Assuming the role of wet-behind-the-ears wizard trainee Wizzley, you’re dropped into a zany fantasy world and expected to deal with a particularly nasty vampire overlord.
Fangs for the memory
If this were a traditional platform title like Mario or Sonic then you might expect to perform this heroic deed by kicking some blood-sucking posterior, but Wizzley Presto is more about utilising the various items scattered around the gameworld to overcome fiendish logic puzzles.
For example, if a wall blocks your path you need to find the appropriate tool in order to punch through it. Similarly, when you come to a mechanical bridge activated only when you stand on a pressure pad, it doesn’t take long to surmise that some kind of deadweight is in order.
Wizzley can carry up to three items in his pockets and prudent inventory management is vital. Traversing each screen can be incredibly risky thanks to the number of enemies, so you don’t want needlessly retrace your steps because you failed to retain the correct item.
Egg on your face
Wizzley isn’t totally defenceless – he’s a mean shot with his collection of lethal eggs – but these are in finite supply so you still need to remain vigilant when negotiating the many locations through the game.
The game is divided into three segments, which also serve as save points, so if you run out of lives you only have to restart from the beginning of last chapter. Despite the relatively low number of game screens to discover, the brain-teasing challenges help prolong the longevity of the game. Even when you’ve completed Wizzley’s task there are bonus stars to collect and evil eye statues to pelt with eggs.
Visually, Wizzley Presto is as magical as its central protagonist. The 2D graphics are hand-drawn and absolutely sumptuous, calling to mind the classic visuals of the Commodore Amiga era whilst simultaneously looking comfortably modern and stylish.
Taking it back to the old skool
At times Wizzley’s unashamedly old skool design can make it feel anachronistic. Some of the enemies are placed in such a way that it’s almost impossible to avoid taking any damage, and the screen-by-screen progression harkens back to a time when home computers struggled to convincingly handle smoothly-scrolling playfields.
While these points can be seen as weaknesses, it's equally possible to perceive them as retro-tinged strengths.
It’s impossible to contest the fact that once Wizzley has given up all of his secrets there’s little point in stepping back into his gloriously unhinged world, but while the journey lasts it’s an absolute riot.

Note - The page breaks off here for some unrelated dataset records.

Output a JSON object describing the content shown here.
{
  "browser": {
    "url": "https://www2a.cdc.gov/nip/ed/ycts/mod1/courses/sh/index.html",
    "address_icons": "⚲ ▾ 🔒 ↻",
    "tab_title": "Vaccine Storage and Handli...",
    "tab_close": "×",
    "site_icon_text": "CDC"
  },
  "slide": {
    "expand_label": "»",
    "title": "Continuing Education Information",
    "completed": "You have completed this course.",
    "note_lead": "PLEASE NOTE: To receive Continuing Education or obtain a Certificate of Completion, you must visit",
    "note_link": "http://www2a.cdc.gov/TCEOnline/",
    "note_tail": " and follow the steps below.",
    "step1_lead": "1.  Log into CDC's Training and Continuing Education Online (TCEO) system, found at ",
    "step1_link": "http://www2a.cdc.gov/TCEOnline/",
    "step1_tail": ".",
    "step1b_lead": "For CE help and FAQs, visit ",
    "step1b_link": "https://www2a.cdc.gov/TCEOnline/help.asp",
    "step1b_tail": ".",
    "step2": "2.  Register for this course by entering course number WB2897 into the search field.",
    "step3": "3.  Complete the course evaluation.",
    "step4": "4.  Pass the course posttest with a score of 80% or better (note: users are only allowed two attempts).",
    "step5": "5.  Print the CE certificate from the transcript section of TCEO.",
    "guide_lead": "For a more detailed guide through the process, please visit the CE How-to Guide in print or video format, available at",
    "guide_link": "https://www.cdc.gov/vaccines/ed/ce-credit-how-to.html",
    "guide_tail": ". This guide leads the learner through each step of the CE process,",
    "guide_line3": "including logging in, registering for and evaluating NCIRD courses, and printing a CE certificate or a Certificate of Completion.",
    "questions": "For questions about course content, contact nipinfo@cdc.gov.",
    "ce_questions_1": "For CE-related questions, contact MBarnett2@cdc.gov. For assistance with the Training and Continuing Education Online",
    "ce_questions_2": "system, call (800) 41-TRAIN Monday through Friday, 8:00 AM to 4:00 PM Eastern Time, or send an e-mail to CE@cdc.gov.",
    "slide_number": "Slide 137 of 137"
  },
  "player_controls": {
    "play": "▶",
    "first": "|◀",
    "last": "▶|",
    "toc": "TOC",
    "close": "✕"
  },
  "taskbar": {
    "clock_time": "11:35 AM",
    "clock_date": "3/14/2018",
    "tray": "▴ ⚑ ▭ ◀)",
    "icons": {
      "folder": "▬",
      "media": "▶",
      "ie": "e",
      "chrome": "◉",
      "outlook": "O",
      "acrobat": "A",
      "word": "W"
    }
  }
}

With just the right mixture of action, adventure, and cerebral gaming Wizzley Presto possesses a combination that arguably hasn’t been so successfully deployed in a game since the aforementioned 8-bit glory days.